Poker is a game of cards and betting where players compete to win pots of money. Despite its seemingly simple rules, it has a long and complex history, with many different versions of the game existing across the world. The word poker is derived from the German game Pochen and the French game poque, which was brought to America by riverboats that plied the Mississippi.
The game is played by placing an initial amount of money into the pot, called forced bets. This is done in the form of antes, blinds, or bring-ins. These bets begin each betting interval, or round, of the game. Each player must either call the bet, raise it, or fold. When a player folds, they must leave the table for the next deal, losing any chips that they have put into the pot.
A basic strategy is to play from the early positions and limit the number of opponents you’re up against. This will reduce the chances of someone who shouldn’t be in your hand beating you on an unlucky flop.
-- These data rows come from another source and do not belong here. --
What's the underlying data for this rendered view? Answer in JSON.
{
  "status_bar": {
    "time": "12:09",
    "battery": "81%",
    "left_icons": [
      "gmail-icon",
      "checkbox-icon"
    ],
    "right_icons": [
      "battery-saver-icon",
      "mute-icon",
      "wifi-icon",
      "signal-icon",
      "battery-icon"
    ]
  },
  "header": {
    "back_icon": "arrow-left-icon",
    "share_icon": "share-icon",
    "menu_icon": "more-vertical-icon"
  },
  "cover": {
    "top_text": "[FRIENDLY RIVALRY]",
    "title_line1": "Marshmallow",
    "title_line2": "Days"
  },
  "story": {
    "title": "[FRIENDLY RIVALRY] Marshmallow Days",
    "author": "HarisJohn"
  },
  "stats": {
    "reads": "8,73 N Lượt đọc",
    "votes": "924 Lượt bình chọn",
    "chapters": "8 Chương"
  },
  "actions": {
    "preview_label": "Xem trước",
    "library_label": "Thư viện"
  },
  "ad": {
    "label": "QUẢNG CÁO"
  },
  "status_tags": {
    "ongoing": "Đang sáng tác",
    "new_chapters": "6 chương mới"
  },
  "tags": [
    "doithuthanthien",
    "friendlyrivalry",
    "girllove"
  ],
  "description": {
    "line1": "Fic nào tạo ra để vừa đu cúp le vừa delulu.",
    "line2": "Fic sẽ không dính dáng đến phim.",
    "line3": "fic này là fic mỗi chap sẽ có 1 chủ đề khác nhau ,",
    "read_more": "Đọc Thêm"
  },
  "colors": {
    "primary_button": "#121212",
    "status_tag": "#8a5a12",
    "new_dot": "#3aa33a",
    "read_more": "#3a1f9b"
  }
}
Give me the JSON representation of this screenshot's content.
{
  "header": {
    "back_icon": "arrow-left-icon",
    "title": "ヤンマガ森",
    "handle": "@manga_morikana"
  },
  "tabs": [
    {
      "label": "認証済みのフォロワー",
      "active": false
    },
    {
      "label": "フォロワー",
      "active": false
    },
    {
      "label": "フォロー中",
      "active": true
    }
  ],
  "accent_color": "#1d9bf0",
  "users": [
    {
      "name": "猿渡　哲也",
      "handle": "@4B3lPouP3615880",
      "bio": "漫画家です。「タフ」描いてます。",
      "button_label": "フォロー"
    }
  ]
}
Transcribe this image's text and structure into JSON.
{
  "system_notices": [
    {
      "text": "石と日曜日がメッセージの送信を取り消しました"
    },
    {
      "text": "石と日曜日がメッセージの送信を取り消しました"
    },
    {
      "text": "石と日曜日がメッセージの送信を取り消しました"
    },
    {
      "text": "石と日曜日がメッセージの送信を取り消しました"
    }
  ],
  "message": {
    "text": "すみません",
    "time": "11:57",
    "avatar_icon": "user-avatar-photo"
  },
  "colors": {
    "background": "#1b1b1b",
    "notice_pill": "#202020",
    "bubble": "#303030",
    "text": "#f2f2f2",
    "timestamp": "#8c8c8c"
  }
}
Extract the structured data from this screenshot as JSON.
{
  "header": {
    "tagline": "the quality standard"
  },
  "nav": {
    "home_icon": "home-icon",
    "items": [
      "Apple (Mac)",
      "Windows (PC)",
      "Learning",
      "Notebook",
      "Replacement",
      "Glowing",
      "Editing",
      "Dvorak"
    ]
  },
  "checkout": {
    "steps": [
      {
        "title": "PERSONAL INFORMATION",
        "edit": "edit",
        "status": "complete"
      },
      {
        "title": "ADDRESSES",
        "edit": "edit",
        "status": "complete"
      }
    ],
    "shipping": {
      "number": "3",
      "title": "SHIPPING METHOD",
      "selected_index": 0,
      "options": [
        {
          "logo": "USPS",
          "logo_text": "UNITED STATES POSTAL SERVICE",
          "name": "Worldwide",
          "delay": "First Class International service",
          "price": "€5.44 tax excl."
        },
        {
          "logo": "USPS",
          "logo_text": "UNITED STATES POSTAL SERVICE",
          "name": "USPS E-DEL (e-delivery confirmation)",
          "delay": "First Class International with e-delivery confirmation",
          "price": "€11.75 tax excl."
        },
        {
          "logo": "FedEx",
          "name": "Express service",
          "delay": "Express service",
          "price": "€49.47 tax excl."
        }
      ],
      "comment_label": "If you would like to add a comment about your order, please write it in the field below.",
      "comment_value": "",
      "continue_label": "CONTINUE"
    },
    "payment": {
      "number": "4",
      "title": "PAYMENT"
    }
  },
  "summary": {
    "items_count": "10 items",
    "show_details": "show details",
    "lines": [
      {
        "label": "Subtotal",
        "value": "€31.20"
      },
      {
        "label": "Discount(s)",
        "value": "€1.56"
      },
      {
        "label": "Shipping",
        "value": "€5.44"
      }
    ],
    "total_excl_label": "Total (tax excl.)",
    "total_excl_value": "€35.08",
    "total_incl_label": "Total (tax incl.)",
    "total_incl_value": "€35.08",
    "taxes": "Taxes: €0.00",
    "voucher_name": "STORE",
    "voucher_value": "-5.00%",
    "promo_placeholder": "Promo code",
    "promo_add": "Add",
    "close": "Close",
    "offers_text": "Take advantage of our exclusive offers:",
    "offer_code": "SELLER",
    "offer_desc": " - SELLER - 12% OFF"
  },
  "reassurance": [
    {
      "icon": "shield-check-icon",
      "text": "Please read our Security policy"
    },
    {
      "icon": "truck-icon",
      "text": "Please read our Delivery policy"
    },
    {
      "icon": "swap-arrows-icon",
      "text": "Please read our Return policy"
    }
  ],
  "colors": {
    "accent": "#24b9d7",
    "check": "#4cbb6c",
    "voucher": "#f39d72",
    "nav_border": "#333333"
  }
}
Another crucial part of poker is observing how your opponents play their hands and exploiting their mistakes. Many people make the mistake of only reviewing hands that went badly, but to become a better player you need to review both good and bad hands. This will help you to spot patterns and understand the nuances of the game. Observing how the best players play their hands will also help you to identify common mistakes and prevent them from happening to you.